__WHAT TO DO__: Leave every picture out and return the rest of the listing verbatim.

__RECORDS FOR THE TASK__:

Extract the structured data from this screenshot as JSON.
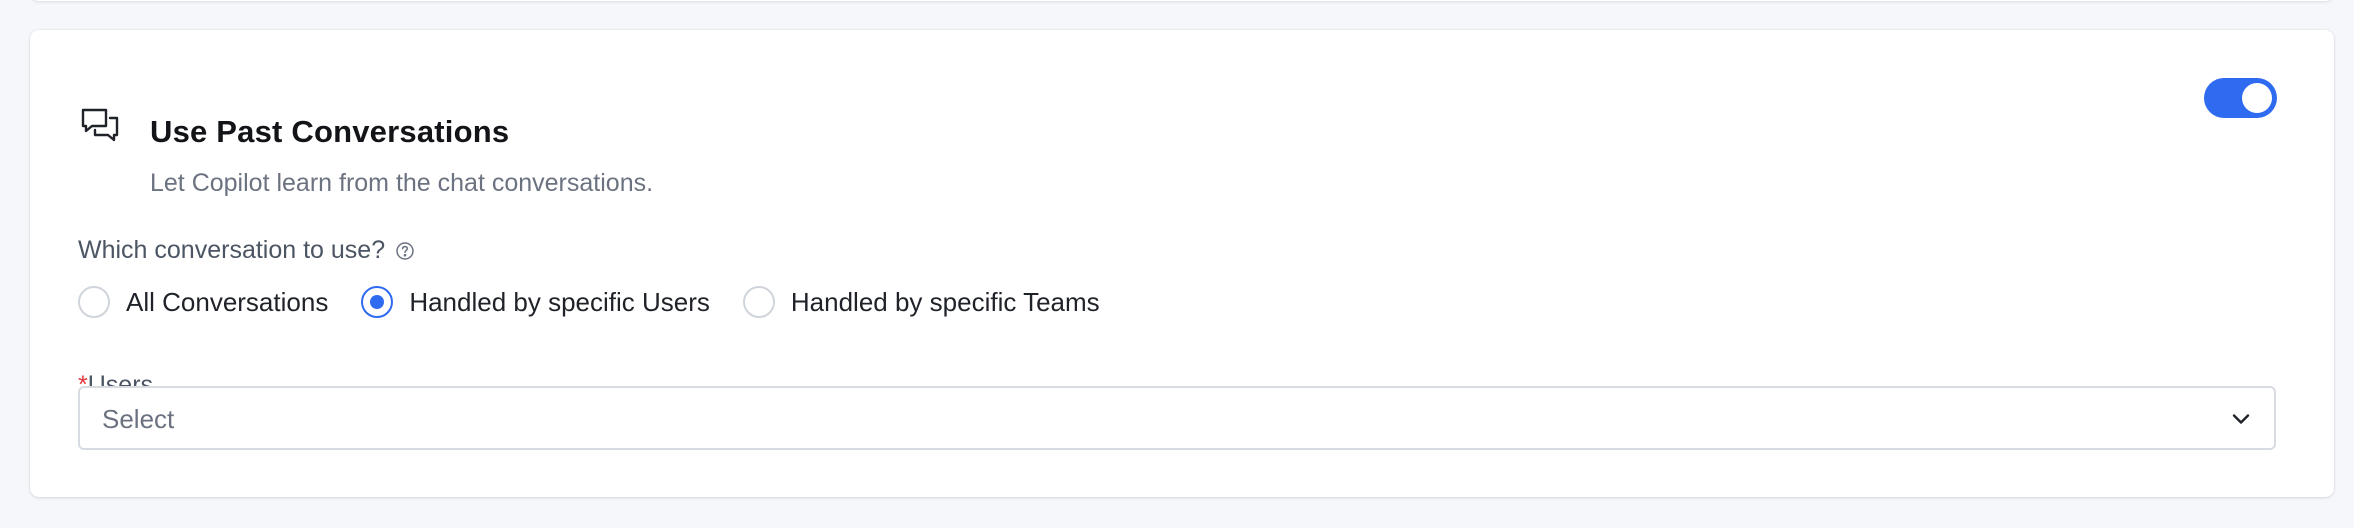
{
  "section": {
    "title": "Use Past Conversations",
    "subtitle": "Let Copilot learn from the chat conversations.",
    "toggle_enabled": true,
    "accent_color": "#2f6bf1",
    "icon": "chat-bubbles-icon"
  },
  "conversation_source": {
    "question": "Which conversation to use?",
    "help_icon": "question-circle-icon",
    "options": [
      {
        "label": "All Conversations",
        "checked": false
      },
      {
        "label": "Handled by specific Users",
        "checked": true
      },
      {
        "label": "Handled by specific Teams",
        "checked": false
      }
    ]
  },
  "users_field": {
    "required_marker": "*",
    "label": "Users",
    "placeholder": "Select",
    "icon": "chevron-down-icon"
  }
}
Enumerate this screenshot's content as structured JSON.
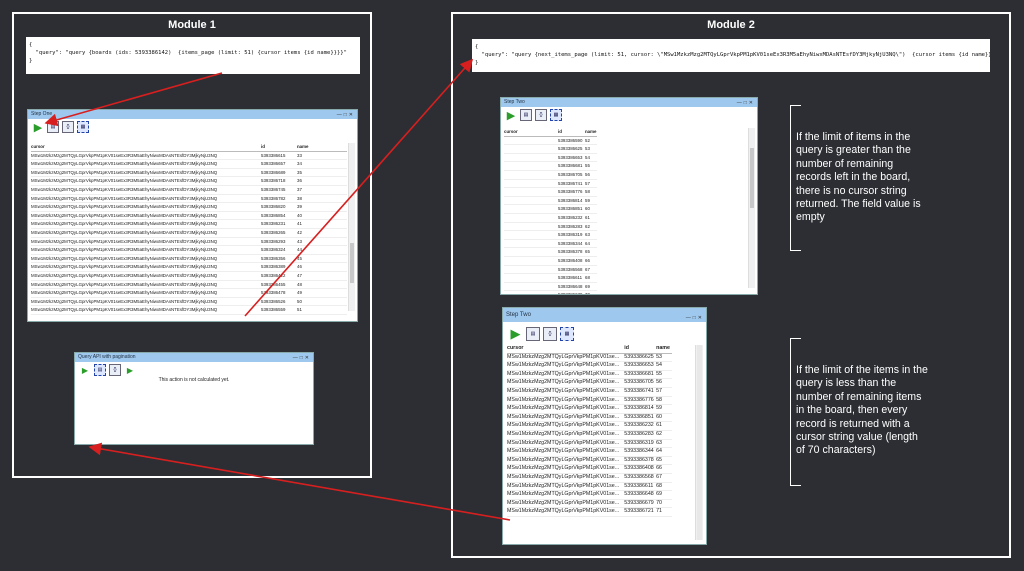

__RESULT FOR THIS TASK__:
Extract the structured data from this screenshot as JSON.
{
  "section": {
    "title": "Use Past Conversations",
    "subtitle": "Let Copilot learn from the chat conversations.",
    "toggle_enabled": true,
    "accent_color": "#2f6bf1",
    "icon": "chat-bubbles-icon"
  },
  "conversation_source": {
    "question": "Which conversation to use?",
    "help_icon": "question-circle-icon",
    "options": [
      {
        "label": "All Conversations",
        "checked": false
      },
      {
        "label": "Handled by specific Users",
        "checked": true
      },
      {
        "label": "Handled by specific Teams",
        "checked": false
      }
    ]
  },
  "users_field": {
    "required_marker": "*",
    "label": "Users",
    "placeholder": "Select",
    "icon": "chevron-down-icon"
  }
}
Enumerate this screenshot's content as structured JSON.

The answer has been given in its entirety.